» **Directions for this task**
Would you please copy each line of the data in which the string "Stars" occurs?

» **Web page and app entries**
'''

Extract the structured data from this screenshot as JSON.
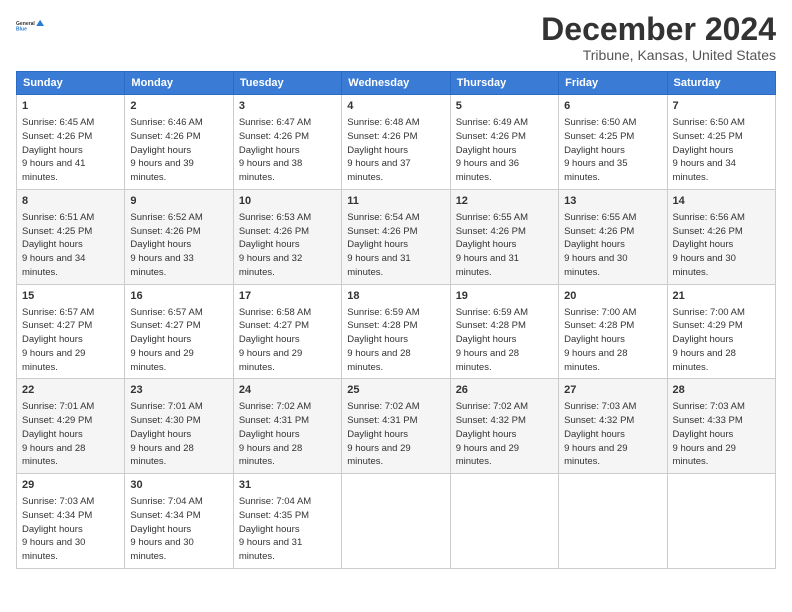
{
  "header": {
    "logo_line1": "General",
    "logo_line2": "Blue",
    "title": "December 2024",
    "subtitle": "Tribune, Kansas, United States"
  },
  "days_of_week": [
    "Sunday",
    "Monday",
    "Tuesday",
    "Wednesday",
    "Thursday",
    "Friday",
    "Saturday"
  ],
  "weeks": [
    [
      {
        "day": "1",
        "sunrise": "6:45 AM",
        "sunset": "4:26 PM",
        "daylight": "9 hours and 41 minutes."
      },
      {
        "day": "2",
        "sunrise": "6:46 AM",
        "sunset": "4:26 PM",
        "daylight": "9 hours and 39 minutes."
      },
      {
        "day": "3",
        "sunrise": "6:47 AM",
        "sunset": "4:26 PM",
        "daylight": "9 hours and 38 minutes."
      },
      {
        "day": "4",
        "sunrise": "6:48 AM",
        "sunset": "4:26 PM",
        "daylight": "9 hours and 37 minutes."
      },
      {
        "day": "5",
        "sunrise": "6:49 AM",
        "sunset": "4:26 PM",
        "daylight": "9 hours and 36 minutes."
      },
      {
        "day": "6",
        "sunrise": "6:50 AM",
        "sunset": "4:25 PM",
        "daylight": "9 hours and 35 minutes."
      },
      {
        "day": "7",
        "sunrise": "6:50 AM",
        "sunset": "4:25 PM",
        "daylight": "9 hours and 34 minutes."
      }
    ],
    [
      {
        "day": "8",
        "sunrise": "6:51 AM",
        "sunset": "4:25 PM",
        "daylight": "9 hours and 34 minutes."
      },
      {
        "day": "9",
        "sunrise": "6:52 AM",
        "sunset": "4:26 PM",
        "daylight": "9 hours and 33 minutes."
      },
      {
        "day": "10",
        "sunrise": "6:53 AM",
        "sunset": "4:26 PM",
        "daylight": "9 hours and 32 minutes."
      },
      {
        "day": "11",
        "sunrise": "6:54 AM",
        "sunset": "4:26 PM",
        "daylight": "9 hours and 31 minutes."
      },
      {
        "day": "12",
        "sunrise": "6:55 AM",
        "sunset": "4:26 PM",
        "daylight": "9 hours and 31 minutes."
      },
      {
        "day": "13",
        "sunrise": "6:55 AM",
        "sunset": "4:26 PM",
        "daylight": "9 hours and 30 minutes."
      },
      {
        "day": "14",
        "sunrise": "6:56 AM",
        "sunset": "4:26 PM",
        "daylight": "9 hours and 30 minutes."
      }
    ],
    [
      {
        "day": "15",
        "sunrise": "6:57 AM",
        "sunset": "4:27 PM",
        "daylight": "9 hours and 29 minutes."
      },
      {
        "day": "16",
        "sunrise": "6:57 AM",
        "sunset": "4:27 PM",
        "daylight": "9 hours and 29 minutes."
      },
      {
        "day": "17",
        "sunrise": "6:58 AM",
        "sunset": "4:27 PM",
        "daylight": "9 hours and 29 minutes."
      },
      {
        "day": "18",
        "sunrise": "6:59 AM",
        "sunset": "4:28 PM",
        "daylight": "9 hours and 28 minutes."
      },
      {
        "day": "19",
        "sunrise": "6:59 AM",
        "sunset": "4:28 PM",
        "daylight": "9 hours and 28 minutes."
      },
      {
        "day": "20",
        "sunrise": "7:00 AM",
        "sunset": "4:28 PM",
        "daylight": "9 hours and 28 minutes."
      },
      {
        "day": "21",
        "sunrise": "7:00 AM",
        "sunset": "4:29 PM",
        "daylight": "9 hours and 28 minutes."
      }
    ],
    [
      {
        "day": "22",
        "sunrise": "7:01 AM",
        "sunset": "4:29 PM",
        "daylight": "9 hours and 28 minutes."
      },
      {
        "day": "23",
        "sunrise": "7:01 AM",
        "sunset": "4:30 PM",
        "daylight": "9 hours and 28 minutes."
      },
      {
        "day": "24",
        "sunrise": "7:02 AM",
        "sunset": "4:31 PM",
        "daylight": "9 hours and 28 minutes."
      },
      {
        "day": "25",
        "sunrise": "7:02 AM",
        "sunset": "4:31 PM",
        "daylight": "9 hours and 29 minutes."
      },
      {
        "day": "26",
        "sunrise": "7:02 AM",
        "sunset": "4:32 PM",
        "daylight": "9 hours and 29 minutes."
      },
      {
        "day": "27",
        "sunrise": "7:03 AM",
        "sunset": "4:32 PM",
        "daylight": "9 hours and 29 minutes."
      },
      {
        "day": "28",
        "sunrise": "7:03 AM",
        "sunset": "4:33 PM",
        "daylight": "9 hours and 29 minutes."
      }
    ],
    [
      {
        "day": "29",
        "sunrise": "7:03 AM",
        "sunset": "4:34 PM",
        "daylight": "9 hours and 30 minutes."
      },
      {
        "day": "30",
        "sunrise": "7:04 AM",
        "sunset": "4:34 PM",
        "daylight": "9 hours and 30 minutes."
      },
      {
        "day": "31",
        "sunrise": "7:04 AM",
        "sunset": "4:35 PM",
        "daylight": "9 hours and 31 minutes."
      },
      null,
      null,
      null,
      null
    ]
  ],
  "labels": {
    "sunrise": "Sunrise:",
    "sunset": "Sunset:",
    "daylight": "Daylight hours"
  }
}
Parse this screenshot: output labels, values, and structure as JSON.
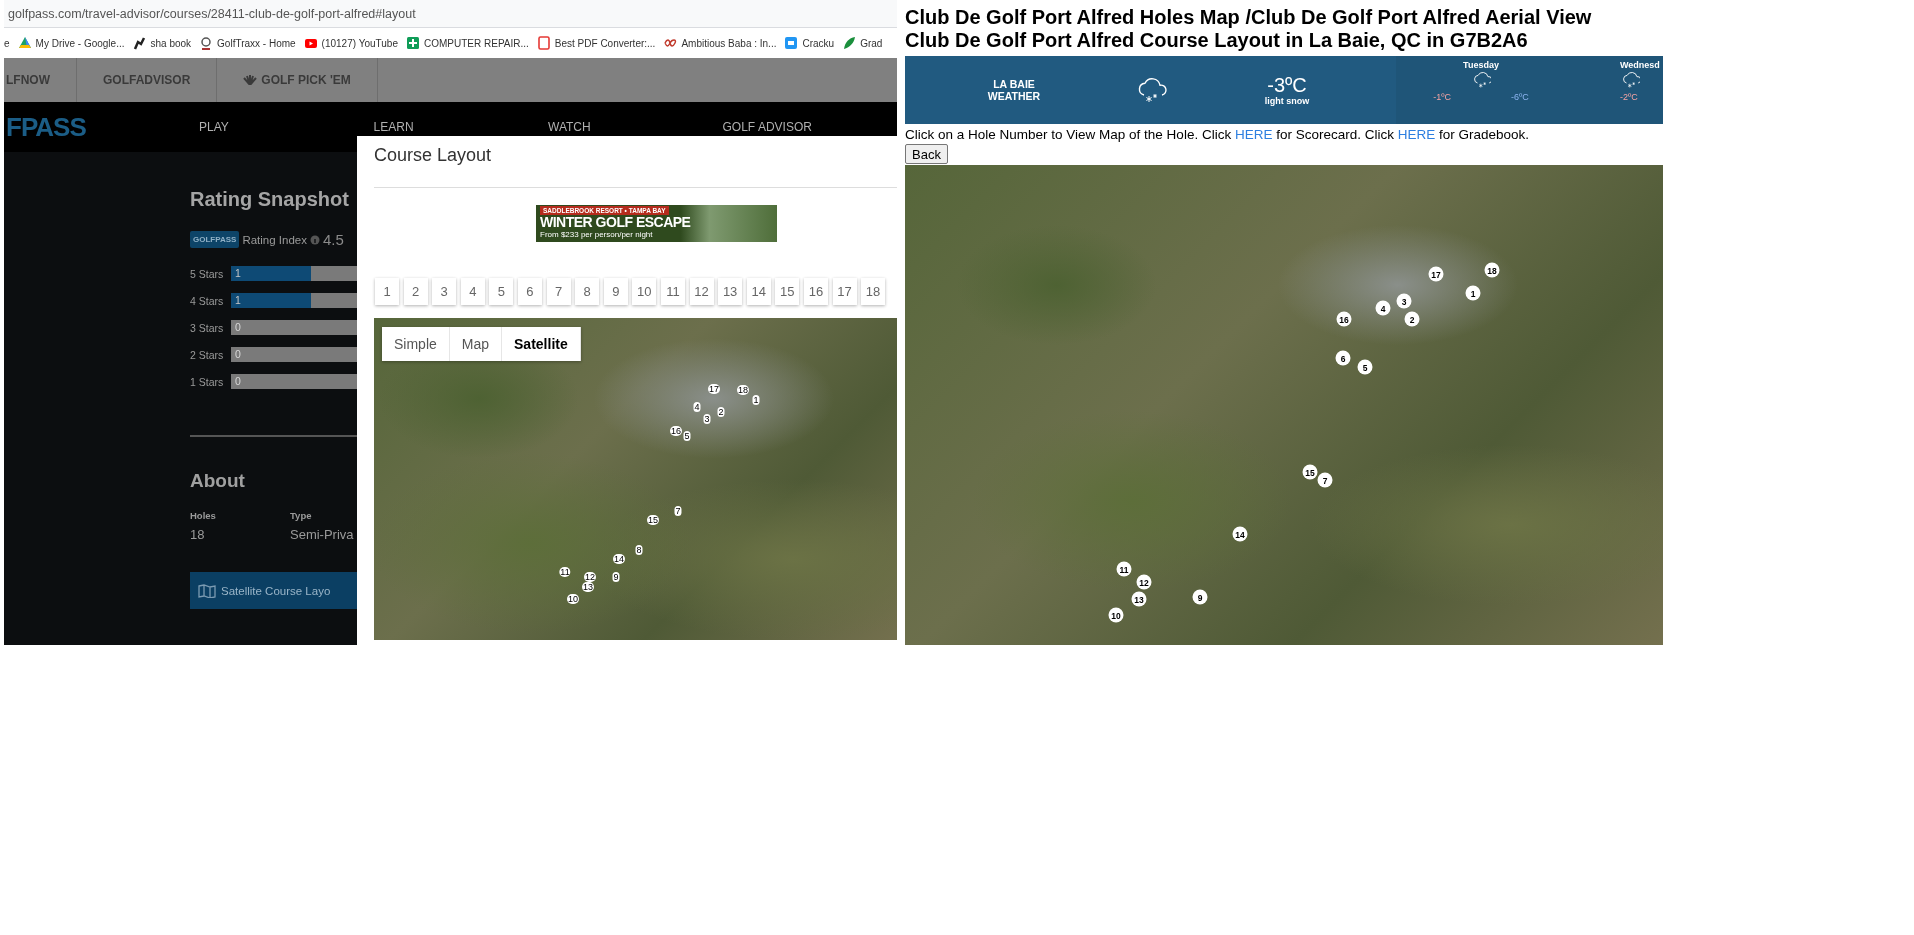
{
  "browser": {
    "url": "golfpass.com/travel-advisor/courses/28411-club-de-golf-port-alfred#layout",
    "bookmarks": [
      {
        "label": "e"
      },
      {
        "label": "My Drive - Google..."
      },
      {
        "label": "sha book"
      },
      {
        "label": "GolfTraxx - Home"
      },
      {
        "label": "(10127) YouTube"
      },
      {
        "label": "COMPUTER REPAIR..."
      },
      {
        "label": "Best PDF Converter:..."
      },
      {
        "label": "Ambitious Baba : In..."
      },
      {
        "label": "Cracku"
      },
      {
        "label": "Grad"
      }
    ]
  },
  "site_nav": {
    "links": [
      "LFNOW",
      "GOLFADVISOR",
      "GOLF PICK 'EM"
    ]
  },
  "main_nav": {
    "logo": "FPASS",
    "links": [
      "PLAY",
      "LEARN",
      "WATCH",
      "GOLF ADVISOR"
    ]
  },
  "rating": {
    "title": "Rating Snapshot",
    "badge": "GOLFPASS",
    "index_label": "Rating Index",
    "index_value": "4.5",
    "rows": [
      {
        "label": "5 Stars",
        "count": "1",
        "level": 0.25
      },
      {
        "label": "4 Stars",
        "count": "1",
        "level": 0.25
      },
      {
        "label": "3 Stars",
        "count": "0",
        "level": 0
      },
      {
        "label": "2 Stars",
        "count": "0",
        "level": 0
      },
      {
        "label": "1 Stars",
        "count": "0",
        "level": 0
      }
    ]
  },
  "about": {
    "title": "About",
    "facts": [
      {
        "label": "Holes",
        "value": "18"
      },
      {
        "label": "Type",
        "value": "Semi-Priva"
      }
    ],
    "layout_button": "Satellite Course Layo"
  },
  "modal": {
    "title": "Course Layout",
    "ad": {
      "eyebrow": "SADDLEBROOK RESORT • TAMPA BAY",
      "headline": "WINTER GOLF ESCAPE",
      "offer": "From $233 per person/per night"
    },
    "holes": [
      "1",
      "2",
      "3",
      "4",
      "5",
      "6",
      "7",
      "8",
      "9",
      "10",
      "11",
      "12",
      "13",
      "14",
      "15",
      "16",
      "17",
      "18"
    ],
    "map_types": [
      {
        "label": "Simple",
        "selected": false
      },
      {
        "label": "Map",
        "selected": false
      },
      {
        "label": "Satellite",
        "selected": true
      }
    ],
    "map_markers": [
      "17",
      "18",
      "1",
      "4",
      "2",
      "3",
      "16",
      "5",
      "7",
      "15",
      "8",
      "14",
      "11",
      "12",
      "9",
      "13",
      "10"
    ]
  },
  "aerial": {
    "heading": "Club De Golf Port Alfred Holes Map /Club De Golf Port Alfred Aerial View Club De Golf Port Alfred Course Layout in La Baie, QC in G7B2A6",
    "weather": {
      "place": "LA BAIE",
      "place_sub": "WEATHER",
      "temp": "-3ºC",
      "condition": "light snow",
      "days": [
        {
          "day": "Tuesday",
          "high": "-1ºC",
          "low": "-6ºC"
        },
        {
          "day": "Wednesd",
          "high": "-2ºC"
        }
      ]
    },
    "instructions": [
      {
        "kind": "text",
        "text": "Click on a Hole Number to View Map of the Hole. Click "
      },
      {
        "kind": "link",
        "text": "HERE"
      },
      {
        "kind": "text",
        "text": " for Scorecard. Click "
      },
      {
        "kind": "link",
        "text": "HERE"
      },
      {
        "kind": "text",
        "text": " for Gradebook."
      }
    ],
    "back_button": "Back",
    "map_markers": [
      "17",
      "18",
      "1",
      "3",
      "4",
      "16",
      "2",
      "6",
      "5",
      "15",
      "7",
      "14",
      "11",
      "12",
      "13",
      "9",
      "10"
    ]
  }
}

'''

» **Solution to the problem**
        "label": "5 Stars",
        "label": "4 Stars",
        "label": "3 Stars",
        "label": "2 Stars",
        "label": "1 Stars",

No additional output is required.